Page and application data records
******

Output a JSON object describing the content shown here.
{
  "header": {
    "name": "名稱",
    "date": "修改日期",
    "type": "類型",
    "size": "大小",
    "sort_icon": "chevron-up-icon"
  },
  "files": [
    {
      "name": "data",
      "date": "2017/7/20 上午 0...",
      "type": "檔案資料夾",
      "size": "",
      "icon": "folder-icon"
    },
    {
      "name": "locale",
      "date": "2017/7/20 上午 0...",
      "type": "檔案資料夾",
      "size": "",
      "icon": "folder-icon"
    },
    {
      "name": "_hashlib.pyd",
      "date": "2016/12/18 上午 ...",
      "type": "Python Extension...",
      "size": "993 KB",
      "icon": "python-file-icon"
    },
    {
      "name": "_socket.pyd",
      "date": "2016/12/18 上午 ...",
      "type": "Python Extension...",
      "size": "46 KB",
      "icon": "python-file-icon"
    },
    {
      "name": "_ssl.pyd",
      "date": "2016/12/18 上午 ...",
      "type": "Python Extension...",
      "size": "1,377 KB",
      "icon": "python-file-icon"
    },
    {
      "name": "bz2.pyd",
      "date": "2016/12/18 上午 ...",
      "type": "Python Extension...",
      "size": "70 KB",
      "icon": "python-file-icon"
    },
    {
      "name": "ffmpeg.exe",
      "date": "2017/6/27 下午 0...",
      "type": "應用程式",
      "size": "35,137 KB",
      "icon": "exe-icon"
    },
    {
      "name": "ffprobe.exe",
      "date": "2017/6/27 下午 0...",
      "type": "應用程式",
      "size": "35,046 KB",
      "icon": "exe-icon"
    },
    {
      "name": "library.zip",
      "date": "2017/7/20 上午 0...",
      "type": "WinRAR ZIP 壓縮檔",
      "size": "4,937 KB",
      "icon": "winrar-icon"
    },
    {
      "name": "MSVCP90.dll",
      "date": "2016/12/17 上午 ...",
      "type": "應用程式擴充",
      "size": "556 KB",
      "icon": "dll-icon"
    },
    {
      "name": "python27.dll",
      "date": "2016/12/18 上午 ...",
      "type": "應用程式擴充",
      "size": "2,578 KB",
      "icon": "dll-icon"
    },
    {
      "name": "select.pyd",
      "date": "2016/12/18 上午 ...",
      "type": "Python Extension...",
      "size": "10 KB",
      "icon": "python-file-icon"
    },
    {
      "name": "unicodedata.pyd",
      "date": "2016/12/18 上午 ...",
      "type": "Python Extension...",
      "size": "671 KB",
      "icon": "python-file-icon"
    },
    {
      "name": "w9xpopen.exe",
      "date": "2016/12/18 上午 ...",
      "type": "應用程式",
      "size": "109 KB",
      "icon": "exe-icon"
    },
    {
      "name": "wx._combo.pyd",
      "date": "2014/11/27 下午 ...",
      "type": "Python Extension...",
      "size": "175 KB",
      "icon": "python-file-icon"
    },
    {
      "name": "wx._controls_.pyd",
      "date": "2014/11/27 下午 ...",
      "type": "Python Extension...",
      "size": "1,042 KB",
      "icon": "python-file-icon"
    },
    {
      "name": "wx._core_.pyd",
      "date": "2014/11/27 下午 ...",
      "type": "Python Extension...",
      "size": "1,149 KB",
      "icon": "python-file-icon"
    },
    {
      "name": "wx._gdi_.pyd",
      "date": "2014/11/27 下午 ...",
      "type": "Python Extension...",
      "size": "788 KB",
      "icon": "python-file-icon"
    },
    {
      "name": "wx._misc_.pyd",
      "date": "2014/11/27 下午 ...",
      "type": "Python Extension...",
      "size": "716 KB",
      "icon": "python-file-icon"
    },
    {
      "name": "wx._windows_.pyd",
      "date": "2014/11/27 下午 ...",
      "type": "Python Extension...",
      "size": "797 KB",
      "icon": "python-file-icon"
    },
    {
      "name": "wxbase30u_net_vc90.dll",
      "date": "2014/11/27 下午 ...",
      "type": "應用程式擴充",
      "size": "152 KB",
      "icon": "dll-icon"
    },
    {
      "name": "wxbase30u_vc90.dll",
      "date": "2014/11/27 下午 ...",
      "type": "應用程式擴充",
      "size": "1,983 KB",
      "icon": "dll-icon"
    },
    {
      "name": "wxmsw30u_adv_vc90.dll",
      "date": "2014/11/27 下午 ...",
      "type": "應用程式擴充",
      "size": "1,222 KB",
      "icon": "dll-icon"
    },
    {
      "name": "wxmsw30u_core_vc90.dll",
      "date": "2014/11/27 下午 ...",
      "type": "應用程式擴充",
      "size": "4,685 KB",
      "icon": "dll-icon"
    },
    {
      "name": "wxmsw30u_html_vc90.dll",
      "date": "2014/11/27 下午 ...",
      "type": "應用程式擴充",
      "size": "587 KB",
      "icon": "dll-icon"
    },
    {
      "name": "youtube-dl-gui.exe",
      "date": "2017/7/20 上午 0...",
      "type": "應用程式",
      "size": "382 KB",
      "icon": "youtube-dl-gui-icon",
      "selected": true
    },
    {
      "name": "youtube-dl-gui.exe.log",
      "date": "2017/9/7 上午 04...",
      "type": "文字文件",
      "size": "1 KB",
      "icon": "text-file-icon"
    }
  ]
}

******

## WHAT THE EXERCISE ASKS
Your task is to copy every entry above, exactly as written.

## OUTPUT
Output a JSON object describing the content shown here.
{
  "header": {
    "name": "名稱",
    "date": "修改日期",
    "type": "類型",
    "size": "大小",
    "sort_icon": "chevron-up-icon"
  },
  "files": [
    {
      "name": "data",
      "date": "2017/7/20 上午 0...",
      "type": "檔案資料夾",
      "size": "",
      "icon": "folder-icon"
    },
    {
      "name": "locale",
      "date": "2017/7/20 上午 0...",
      "type": "檔案資料夾",
      "size": "",
      "icon": "folder-icon"
    },
    {
      "name": "_hashlib.pyd",
      "date": "2016/12/18 上午 ...",
      "type": "Python Extension...",
      "size": "993 KB",
      "icon": "python-file-icon"
    },
    {
      "name": "_socket.pyd",
      "date": "2016/12/18 上午 ...",
      "type": "Python Extension...",
      "size": "46 KB",
      "icon": "python-file-icon"
    },
    {
      "name": "_ssl.pyd",
      "date": "2016/12/18 上午 ...",
      "type": "Python Extension...",
      "size": "1,377 KB",
      "icon": "python-file-icon"
    },
    {
      "name": "bz2.pyd",
      "date": "2016/12/18 上午 ...",
      "type": "Python Extension...",
      "size": "70 KB",
      "icon": "python-file-icon"
    },
    {
      "name": "ffmpeg.exe",
      "date": "2017/6/27 下午 0...",
      "type": "應用程式",
      "size": "35,137 KB",
      "icon": "exe-icon"
    },
    {
      "name": "ffprobe.exe",
      "date": "2017/6/27 下午 0...",
      "type": "應用程式",
      "size": "35,046 KB",
      "icon": "exe-icon"
    },
    {
      "name": "library.zip",
      "date": "2017/7/20 上午 0...",
      "type": "WinRAR ZIP 壓縮檔",
      "size": "4,937 KB",
      "icon": "winrar-icon"
    },
    {
      "name": "MSVCP90.dll",
      "date": "2016/12/17 上午 ...",
      "type": "應用程式擴充",
      "size": "556 KB",
      "icon": "dll-icon"
    },
    {
      "name": "python27.dll",
      "date": "2016/12/18 上午 ...",
      "type": "應用程式擴充",
      "size": "2,578 KB",
      "icon": "dll-icon"
    },
    {
      "name": "select.pyd",
      "date": "2016/12/18 上午 ...",
      "type": "Python Extension...",
      "size": "10 KB",
      "icon": "python-file-icon"
    },
    {
      "name": "unicodedata.pyd",
      "date": "2016/12/18 上午 ...",
      "type": "Python Extension...",
      "size": "671 KB",
      "icon": "python-file-icon"
    },
    {
      "name": "w9xpopen.exe",
      "date": "2016/12/18 上午 ...",
      "type": "應用程式",
      "size": "109 KB",
      "icon": "exe-icon"
    },
    {
      "name": "wx._combo.pyd",
      "date": "2014/11/27 下午 ...",
      "type": "Python Extension...",
      "size": "175 KB",
      "icon": "python-file-icon"
    },
    {
      "name": "wx._controls_.pyd",
      "date": "2014/11/27 下午 ...",
      "type": "Python Extension...",
      "size": "1,042 KB",
      "icon": "python-file-icon"
    },
    {
      "name": "wx._core_.pyd",
      "date": "2014/11/27 下午 ...",
      "type": "Python Extension...",
      "size": "1,149 KB",
      "icon": "python-file-icon"
    },
    {
      "name": "wx._gdi_.pyd",
      "date": "2014/11/27 下午 ...",
      "type": "Python Extension...",
      "size": "788 KB",
      "icon": "python-file-icon"
    },
    {
      "name": "wx._misc_.pyd",
      "date": "2014/11/27 下午 ...",
      "type": "Python Extension...",
      "size": "716 KB",
      "icon": "python-file-icon"
    },
    {
      "name": "wx._windows_.pyd",
      "date": "2014/11/27 下午 ...",
      "type": "Python Extension...",
      "size": "797 KB",
      "icon": "python-file-icon"
    },
    {
      "name": "wxbase30u_net_vc90.dll",
      "date": "2014/11/27 下午 ...",
      "type": "應用程式擴充",
      "size": "152 KB",
      "icon": "dll-icon"
    },
    {
      "name": "wxbase30u_vc90.dll",
      "date": "2014/11/27 下午 ...",
      "type": "應用程式擴充",
      "size": "1,983 KB",
      "icon": "dll-icon"
    },
    {
      "name": "wxmsw30u_adv_vc90.dll",
      "date": "2014/11/27 下午 ...",
      "type": "應用程式擴充",
      "size": "1,222 KB",
      "icon": "dll-icon"
    },
    {
      "name": "wxmsw30u_core_vc90.dll",
      "date": "2014/11/27 下午 ...",
      "type": "應用程式擴充",
      "size": "4,685 KB",
      "icon": "dll-icon"
    },
    {
      "name": "wxmsw30u_html_vc90.dll",
      "date": "2014/11/27 下午 ...",
      "type": "應用程式擴充",
      "size": "587 KB",
      "icon": "dll-icon"
    },
    {
      "name": "youtube-dl-gui.exe",
      "date": "2017/7/20 上午 0...",
      "type": "應用程式",
      "size": "382 KB",
      "icon": "youtube-dl-gui-icon",
      "selected": true
    },
    {
      "name": "youtube-dl-gui.exe.log",
      "date": "2017/9/7 上午 04...",
      "type": "文字文件",
      "size": "1 KB",
      "icon": "text-file-icon"
    }
  ]
}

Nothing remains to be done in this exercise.